Arms designed the EMV indicator to quantify the ease in which prices moving. The idea behind the EMV indicator is to identify the path of least resistance to predict future price action. Or put another way, the Ease of Movement indicator highlights the relationship between volume and price changes which can be particularly useful for assessing the strength of a trend. High positive values on the indicator indicate that prices are increasing on low volume. Strong negative values indicate that prices are falling on low volume. Conversely low values on the EMV indicator with heavy volume combined with a small price changes are interpreted that prices are not changing easily.

Conclusion

The Ease of Movement indicator developed by Richard Arms was designed with the purpose of expanding the work of his Equivolume charting tool.
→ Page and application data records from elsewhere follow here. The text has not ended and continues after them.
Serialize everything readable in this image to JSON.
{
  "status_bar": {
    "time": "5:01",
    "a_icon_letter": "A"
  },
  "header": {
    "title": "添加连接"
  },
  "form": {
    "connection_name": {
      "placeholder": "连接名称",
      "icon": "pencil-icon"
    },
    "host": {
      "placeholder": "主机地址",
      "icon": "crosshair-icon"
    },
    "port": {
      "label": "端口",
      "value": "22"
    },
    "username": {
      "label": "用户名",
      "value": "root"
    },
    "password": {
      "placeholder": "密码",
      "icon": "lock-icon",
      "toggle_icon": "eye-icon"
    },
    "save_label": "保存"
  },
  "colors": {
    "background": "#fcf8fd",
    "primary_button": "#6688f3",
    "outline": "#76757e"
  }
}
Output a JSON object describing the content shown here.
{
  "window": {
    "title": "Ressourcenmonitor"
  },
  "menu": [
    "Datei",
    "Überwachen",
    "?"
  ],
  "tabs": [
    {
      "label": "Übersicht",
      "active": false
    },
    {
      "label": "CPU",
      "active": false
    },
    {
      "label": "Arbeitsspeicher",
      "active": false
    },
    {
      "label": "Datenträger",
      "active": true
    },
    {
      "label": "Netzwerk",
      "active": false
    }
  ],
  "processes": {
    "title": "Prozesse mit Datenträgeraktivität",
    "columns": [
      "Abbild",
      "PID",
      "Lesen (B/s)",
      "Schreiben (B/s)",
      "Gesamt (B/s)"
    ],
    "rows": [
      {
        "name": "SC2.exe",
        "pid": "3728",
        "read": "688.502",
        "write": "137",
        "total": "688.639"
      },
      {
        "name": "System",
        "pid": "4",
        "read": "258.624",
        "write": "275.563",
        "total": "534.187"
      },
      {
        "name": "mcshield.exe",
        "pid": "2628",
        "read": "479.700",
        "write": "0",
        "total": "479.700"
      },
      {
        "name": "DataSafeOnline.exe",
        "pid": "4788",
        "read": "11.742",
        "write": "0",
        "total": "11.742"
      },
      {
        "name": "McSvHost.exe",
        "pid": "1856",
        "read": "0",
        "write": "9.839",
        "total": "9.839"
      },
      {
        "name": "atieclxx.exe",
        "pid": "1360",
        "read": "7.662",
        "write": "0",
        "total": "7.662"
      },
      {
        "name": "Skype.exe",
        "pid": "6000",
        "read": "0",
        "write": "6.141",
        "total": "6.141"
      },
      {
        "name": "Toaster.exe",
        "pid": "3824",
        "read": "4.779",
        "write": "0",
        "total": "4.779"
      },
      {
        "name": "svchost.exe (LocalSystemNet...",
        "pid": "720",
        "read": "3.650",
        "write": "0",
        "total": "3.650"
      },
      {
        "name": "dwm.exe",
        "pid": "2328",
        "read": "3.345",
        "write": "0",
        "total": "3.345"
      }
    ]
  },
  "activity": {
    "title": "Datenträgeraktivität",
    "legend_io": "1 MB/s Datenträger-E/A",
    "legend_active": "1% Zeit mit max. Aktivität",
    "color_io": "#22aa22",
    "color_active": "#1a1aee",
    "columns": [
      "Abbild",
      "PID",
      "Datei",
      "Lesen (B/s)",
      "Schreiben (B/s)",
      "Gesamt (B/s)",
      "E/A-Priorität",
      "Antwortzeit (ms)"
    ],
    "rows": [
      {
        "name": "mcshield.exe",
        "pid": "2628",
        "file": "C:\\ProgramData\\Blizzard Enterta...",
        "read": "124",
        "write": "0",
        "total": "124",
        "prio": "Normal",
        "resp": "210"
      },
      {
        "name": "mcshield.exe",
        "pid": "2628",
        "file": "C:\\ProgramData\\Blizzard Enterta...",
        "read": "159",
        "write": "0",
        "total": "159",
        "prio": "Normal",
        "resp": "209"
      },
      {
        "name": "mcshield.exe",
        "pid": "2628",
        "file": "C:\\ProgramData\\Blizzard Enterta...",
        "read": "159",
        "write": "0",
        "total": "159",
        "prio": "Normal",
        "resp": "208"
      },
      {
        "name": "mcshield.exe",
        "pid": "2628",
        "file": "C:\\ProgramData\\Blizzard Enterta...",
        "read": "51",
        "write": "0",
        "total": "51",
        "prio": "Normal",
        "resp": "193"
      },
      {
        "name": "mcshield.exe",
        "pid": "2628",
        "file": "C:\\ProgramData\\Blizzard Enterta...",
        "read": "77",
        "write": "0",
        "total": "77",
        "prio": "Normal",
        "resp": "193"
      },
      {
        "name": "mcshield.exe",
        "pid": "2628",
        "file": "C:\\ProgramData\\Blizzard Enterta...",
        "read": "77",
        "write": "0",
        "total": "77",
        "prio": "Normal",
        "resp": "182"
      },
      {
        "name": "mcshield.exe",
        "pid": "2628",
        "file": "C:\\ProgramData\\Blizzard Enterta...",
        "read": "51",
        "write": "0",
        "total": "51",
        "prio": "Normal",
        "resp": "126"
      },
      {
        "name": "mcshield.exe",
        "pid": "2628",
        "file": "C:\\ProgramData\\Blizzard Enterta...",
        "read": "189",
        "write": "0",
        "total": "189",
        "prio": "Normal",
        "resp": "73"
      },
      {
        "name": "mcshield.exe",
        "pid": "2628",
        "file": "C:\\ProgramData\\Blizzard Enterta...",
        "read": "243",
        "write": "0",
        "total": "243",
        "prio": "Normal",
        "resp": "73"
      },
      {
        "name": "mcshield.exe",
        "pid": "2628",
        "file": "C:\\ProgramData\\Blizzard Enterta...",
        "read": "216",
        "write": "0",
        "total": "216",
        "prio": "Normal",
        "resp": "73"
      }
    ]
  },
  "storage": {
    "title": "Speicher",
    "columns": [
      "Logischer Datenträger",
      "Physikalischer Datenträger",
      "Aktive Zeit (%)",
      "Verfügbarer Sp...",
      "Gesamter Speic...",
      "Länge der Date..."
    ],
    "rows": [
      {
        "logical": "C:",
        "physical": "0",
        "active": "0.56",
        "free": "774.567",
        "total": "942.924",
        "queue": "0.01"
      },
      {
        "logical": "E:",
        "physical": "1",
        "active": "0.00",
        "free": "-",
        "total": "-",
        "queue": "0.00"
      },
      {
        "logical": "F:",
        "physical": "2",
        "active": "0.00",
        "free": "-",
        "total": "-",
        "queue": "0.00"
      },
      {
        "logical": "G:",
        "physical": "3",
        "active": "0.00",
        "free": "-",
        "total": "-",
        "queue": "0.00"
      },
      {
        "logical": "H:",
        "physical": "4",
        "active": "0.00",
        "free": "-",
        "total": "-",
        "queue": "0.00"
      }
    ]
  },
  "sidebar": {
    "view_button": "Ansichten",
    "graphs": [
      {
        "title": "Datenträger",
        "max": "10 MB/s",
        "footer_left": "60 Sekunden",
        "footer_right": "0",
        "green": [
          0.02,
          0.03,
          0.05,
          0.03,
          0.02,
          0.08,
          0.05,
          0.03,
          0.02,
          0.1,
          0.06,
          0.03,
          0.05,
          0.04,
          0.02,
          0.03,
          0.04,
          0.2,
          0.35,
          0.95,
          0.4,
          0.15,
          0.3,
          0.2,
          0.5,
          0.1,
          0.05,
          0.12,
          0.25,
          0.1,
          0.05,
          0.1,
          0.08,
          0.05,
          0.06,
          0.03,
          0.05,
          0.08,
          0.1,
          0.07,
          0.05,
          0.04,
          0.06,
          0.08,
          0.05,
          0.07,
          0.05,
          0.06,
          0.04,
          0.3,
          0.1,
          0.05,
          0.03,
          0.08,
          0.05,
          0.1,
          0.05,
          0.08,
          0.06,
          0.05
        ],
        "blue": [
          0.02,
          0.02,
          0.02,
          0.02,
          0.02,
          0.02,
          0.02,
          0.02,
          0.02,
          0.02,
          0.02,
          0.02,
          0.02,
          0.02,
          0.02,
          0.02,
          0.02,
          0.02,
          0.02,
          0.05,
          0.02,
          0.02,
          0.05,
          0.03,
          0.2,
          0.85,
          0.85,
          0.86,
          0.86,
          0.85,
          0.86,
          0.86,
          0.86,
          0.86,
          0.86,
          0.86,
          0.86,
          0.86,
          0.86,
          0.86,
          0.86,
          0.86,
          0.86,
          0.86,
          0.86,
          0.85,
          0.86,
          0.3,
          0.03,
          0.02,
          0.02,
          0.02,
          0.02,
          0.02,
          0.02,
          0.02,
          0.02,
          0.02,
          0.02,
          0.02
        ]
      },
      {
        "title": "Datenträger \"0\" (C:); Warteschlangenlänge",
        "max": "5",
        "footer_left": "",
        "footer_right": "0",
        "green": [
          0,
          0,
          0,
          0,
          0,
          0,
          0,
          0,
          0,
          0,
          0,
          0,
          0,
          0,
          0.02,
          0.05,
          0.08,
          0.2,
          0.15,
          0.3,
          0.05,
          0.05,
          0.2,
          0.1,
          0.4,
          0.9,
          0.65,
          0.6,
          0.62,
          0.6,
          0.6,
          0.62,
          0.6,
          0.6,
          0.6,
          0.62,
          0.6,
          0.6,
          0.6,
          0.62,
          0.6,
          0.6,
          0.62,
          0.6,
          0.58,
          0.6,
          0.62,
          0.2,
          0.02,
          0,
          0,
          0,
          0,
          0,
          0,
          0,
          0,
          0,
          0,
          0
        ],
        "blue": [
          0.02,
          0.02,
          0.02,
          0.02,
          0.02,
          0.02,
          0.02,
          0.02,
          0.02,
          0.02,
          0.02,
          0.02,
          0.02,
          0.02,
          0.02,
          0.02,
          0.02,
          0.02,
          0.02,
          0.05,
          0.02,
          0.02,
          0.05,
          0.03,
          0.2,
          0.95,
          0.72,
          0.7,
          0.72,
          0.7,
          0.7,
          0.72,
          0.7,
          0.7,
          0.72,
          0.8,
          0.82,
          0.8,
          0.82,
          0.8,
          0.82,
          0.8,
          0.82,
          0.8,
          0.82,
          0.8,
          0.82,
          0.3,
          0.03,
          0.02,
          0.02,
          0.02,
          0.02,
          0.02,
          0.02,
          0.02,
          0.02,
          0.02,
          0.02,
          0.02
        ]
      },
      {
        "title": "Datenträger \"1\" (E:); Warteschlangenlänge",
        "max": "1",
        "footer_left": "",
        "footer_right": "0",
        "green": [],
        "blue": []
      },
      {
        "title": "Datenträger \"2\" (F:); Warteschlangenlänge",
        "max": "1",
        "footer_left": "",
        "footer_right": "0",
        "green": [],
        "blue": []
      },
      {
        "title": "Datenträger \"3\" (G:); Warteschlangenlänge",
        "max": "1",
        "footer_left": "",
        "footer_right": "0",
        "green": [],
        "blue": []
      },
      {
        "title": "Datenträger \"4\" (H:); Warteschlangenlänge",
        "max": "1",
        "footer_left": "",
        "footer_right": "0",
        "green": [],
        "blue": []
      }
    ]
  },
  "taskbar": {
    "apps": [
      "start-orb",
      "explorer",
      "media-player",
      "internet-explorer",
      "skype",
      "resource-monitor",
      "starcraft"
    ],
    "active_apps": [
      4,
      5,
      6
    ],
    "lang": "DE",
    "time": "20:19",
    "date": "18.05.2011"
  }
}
Arms goal was to quantifying the shape aspects of the equivolume charts and make it easier to determine the ease or lack of which price action was able to move in one direction or another. A moving average can be applied to the EMV indicator to improve its value as a trading tool. Like all technical indicators, the Ease of Movement indicator should not be used in isolation when making trading decisions. It is suggested that traders look for confirmation with additional indicators and always letting price be the final arbiter.